The return value of NDSolveValue is an InterpolatingFunction, which describes how to compute values between points on the grid. That answers your question 4 and also indicates what's going on in question 5 - namely the interpolation order is too low to expect to do better. Unfortunately, I don't think it's so easy to increase that on an unstructured grid. Also, I'm not so sure how well MaxBoundaryCellMeasure works and your problem with the mes on the circle seems to be alleviated when you delete it. That option isn't even available to DiscretizeRegion.
Sep
8
comment Should eigenvalues be ordered?
So, what do you think of the output of this: Sort[{1, 2, 4, Sqrt[Pi]}]? I think it's reasonable in a symbolic system.
Sep
8
comment How can Mathematica help me to find a real radical expression for roots of this polynomial?‎
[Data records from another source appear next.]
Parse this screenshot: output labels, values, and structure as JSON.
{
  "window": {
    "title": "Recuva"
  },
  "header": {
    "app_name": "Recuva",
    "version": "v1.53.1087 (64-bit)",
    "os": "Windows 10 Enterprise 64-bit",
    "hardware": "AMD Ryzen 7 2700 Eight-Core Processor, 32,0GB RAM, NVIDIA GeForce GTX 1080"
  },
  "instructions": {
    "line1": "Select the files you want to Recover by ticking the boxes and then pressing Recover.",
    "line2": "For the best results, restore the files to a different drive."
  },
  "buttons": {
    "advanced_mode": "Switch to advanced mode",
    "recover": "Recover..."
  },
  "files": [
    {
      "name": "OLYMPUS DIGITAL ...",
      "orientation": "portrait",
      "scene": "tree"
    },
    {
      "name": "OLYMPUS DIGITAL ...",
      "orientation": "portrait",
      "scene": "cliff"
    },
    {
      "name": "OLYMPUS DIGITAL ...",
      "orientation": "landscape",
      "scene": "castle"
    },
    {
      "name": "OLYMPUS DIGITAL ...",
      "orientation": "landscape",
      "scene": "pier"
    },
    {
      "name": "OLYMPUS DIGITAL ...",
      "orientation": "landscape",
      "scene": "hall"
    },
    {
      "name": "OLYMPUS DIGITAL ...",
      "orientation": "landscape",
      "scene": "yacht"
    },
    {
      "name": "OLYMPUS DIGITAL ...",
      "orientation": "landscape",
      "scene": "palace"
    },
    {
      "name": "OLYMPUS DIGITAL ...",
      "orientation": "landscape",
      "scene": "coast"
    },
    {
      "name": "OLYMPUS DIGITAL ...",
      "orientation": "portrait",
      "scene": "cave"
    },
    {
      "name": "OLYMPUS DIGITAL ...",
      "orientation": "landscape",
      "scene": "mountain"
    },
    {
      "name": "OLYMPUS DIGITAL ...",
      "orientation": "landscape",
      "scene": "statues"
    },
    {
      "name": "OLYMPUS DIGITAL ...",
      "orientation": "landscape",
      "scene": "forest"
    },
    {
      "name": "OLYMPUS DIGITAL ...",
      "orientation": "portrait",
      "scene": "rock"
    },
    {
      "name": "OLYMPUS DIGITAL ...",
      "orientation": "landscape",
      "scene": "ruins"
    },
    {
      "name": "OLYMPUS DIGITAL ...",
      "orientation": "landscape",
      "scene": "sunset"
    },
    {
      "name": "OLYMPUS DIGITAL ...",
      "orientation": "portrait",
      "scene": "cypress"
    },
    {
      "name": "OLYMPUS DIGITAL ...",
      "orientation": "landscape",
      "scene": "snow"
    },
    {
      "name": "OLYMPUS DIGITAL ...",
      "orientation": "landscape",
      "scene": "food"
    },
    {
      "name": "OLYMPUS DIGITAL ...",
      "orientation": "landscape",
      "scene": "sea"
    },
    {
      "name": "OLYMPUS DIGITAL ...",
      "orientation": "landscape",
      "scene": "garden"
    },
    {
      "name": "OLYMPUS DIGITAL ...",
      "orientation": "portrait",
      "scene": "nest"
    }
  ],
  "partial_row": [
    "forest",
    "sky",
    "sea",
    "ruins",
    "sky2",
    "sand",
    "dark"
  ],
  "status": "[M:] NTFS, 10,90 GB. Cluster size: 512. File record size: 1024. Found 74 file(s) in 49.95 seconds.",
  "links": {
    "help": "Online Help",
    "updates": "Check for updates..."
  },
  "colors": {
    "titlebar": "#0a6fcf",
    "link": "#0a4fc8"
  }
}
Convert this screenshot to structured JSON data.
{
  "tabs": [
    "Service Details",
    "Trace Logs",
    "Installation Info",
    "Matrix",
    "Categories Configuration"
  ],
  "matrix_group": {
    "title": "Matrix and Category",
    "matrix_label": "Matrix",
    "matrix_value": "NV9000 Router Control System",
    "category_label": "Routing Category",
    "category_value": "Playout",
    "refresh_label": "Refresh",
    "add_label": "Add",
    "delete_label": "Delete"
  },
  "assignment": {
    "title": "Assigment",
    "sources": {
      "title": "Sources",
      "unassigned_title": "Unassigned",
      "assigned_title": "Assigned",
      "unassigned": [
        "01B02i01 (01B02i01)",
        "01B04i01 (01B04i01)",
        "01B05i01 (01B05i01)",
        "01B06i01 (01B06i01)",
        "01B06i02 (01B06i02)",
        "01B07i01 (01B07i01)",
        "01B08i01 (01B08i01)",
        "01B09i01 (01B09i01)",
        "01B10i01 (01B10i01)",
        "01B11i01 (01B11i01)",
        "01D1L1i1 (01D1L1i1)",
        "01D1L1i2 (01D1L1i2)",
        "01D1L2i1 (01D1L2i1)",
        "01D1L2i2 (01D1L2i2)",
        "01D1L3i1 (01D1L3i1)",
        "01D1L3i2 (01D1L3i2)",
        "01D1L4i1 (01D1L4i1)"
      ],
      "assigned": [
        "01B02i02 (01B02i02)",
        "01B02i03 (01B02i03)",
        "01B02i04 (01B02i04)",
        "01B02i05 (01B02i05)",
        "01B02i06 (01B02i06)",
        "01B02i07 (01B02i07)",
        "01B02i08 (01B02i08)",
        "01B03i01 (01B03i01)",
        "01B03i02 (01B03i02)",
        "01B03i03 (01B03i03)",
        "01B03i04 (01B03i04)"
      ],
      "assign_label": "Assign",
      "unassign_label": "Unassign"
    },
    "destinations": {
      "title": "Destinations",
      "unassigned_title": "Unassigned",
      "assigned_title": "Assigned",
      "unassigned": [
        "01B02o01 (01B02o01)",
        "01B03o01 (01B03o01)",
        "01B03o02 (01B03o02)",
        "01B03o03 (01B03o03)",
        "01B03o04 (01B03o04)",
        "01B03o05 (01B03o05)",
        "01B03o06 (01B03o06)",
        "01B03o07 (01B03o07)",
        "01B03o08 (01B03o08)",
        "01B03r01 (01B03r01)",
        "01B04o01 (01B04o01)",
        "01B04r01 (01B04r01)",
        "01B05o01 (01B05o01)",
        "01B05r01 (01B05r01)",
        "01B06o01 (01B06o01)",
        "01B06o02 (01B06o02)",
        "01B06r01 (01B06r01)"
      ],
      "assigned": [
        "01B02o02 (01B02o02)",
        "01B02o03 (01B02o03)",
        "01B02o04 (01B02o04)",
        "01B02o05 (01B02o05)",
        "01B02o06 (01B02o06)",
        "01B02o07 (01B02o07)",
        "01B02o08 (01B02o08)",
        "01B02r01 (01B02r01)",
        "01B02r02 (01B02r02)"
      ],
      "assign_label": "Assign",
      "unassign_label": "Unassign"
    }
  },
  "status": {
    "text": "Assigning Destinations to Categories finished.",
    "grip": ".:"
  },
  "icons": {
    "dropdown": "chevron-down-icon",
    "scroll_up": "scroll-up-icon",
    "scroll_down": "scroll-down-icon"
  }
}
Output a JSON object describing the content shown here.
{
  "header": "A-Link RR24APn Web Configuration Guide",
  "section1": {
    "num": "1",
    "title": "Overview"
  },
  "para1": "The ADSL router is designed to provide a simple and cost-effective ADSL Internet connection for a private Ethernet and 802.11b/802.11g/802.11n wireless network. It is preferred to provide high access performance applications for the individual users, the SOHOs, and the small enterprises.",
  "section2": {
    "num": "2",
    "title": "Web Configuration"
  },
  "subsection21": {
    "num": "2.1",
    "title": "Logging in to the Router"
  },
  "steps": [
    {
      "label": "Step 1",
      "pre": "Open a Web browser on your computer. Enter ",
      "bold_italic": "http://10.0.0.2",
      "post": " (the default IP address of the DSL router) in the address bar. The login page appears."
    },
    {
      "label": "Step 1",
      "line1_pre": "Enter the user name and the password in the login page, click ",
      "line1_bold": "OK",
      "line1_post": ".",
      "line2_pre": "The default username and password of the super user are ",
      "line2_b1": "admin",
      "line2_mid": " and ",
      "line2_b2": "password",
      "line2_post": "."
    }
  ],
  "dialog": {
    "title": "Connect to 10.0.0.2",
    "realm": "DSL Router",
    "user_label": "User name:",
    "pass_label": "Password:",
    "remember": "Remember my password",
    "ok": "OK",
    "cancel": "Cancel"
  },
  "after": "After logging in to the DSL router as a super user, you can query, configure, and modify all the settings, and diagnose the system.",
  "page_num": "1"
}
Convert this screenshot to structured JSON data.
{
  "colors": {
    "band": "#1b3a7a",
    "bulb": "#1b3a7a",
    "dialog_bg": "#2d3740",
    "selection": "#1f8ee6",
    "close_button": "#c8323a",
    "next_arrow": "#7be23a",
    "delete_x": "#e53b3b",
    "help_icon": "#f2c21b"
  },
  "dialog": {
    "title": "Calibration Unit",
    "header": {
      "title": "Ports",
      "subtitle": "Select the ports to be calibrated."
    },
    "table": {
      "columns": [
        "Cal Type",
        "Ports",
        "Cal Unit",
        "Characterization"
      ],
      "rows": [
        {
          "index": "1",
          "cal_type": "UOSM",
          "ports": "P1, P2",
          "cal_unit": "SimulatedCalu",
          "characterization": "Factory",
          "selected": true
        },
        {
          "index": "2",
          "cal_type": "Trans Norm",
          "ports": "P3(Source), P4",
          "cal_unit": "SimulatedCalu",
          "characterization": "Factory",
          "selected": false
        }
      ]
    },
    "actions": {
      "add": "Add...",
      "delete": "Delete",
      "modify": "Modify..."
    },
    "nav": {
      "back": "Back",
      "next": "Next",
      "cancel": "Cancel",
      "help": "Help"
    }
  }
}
See Casus Irreducibilis and/or this notebook. The roots can be expressed without the imaginary unit, if you are willing to accept trig functions - just hit your output with ComplexExpand.
Sep
3
comment How to speed up my Project Euler code
If you realize that the maximum solution is 10 Floor[Ceiling[Sqrt[1929394959697989990]]/10] and step down by 10 from there, you'll get the solution almost immediately.
Sep
2
comment How to Nest a Function with three Arguments?
I suspect he'd like it to work with arguments other than A, B, and dt. Perhaps, a more general pattern would be appropriate?
Sep
2
comment How to find this limit correctly?
I suppose that Assumptions in Limit might simply be applied to simplify the expression ahead of the computation. That would explain the difference in the results and be dismissed as designed. A genuine domain restriction would be more properly dealt with as a third argument.